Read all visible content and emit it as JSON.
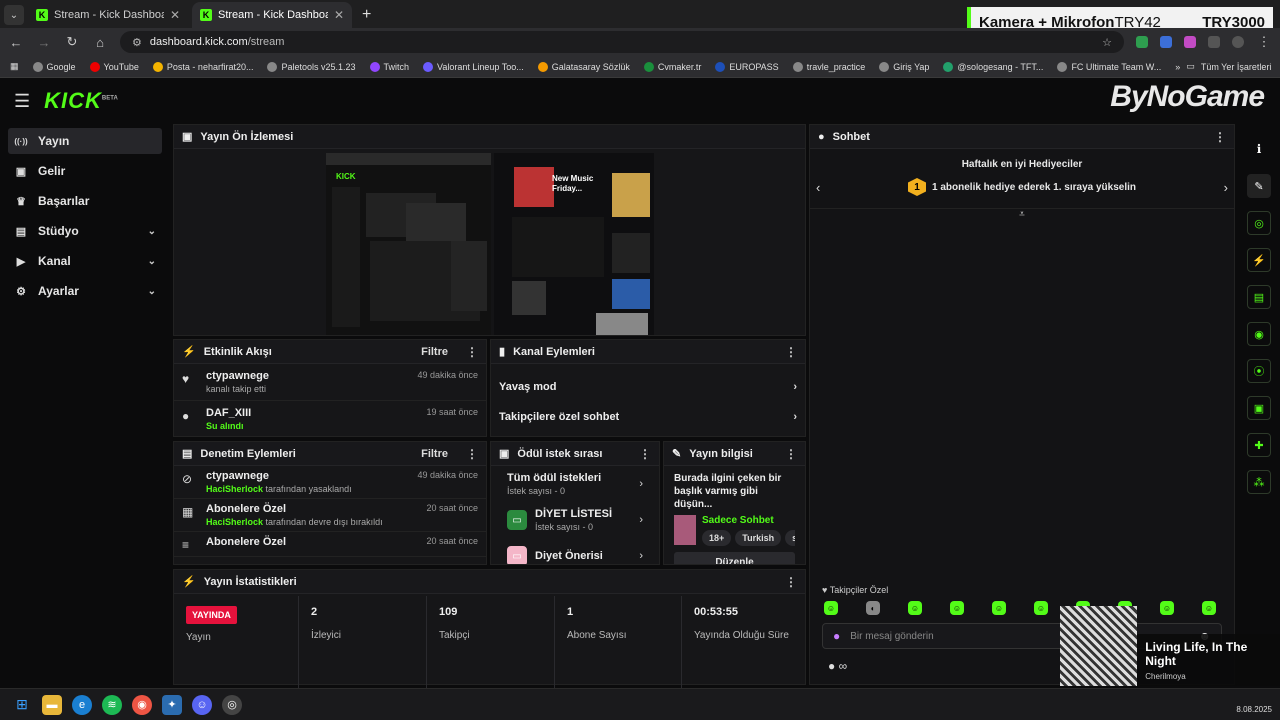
{
  "browser": {
    "tabs": [
      {
        "title": "Stream - Kick Dashboard",
        "active": false
      },
      {
        "title": "Stream - Kick Dashboard",
        "active": true
      }
    ],
    "url_domain": "dashboard.kick.com",
    "url_path": "/stream",
    "bookmarks": [
      "Google",
      "YouTube",
      "Posta - neharfirat20...",
      "Paletools v25.1.23",
      "Twitch",
      "Valorant Lineup Too...",
      "Galatasaray Sözlük",
      "Cvmaker.tr",
      "EUROPASS",
      "travle_practice",
      "Giriş Yap",
      "@sologesang - TFT...",
      "FC Ultimate Team W..."
    ],
    "bookmarks_all": "Tüm Yer İşaretleri"
  },
  "overlay": {
    "camera_label": "Kamera + Mikrofon",
    "code1": "TRY42",
    "code2": "TRY3000",
    "brand": "ByNoGame"
  },
  "kick": {
    "logo": "KICK",
    "beta": "BETA"
  },
  "sidebar": {
    "items": [
      {
        "label": "Yayın",
        "icon": "broadcast-icon",
        "glyph": "((·))",
        "chevron": false,
        "active": true
      },
      {
        "label": "Gelir",
        "icon": "wallet-icon",
        "glyph": "▣",
        "chevron": false,
        "active": false
      },
      {
        "label": "Başarılar",
        "icon": "trophy-icon",
        "glyph": "♛",
        "chevron": false,
        "active": false
      },
      {
        "label": "Stüdyo",
        "icon": "studio-icon",
        "glyph": "▤",
        "chevron": true,
        "active": false
      },
      {
        "label": "Kanal",
        "icon": "channel-icon",
        "glyph": "▶",
        "chevron": true,
        "active": false
      },
      {
        "label": "Ayarlar",
        "icon": "gear-icon",
        "glyph": "⚙",
        "chevron": true,
        "active": false
      }
    ]
  },
  "preview": {
    "title": "Yayın Ön İzlemesi",
    "inner_text": [
      "New Music",
      "Friday..."
    ]
  },
  "activity": {
    "title": "Etkinlik Akışı",
    "filter": "Filtre",
    "items": [
      {
        "name": "ctypawnege",
        "sub": "kanalı takip etti",
        "time": "49 dakika önce"
      },
      {
        "name": "DAF_XIII",
        "sub": "Su alındı",
        "time": "19 saat önce"
      }
    ]
  },
  "channel_actions": {
    "title": "Kanal Eylemleri",
    "items": [
      "Yavaş mod",
      "Takipçilere özel sohbet"
    ]
  },
  "moderation": {
    "title": "Denetim Eylemleri",
    "filter": "Filtre",
    "items": [
      {
        "name": "ctypawnege",
        "by": "HaciSherlock",
        "rest": "tarafından yasaklandı",
        "time": "49 dakika önce"
      },
      {
        "name": "Abonelere Özel",
        "by": "HaciSherlock",
        "rest": "tarafından devre dışı bırakıldı",
        "time": "20 saat önce"
      },
      {
        "name": "Abonelere Özel",
        "by": "",
        "rest": "",
        "time": "20 saat önce"
      }
    ]
  },
  "rewards": {
    "title": "Ödül istek sırası",
    "items": [
      {
        "name": "Tüm ödül istekleri",
        "sub": "İstek sayısı - 0"
      },
      {
        "name": "DİYET LİSTESİ",
        "sub": "İstek sayısı - 0"
      },
      {
        "name": "Diyet Önerisi",
        "sub": ""
      }
    ]
  },
  "stream_info": {
    "title": "Yayın bilgisi",
    "desc": "Burada ilgini çeken bir başlık varmış gibi düşün...",
    "category": "Sadece Sohbet",
    "tags": [
      "18+",
      "Turkish",
      "soh"
    ],
    "edit": "Düzenle"
  },
  "stats": {
    "title": "Yayın İstatistikleri",
    "live_badge": "YAYINDA",
    "items": [
      {
        "value": "",
        "label": "Yayın"
      },
      {
        "value": "2",
        "label": "İzleyici"
      },
      {
        "value": "109",
        "label": "Takipçi"
      },
      {
        "value": "1",
        "label": "Abone Sayısı"
      },
      {
        "value": "00:53:55",
        "label": "Yayında Olduğu Süre"
      }
    ]
  },
  "chat": {
    "title": "Sohbet",
    "gifters_title": "Haftalık en iyi Hediyeciler",
    "rank": "1",
    "gifters_text": "1 abonelik hediye ederek 1. sıraya yükselin",
    "follower_only": "Takipçiler Özel",
    "placeholder": "Bir mesaj gönderin",
    "infinity": "∞"
  },
  "music": {
    "title": "Living Life, In The Night",
    "artist": "Cherilmoya"
  },
  "taskbar": {
    "date": "8.08.2025"
  },
  "colors": {
    "accent": "#53fc18",
    "live": "#e5123c"
  }
}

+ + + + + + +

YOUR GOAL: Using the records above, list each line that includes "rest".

WRITTEN RESPONSE:
        "rest": "tarafından yasaklandı",
        "rest": "tarafından devre dışı bırakıldı",
        "rest": "",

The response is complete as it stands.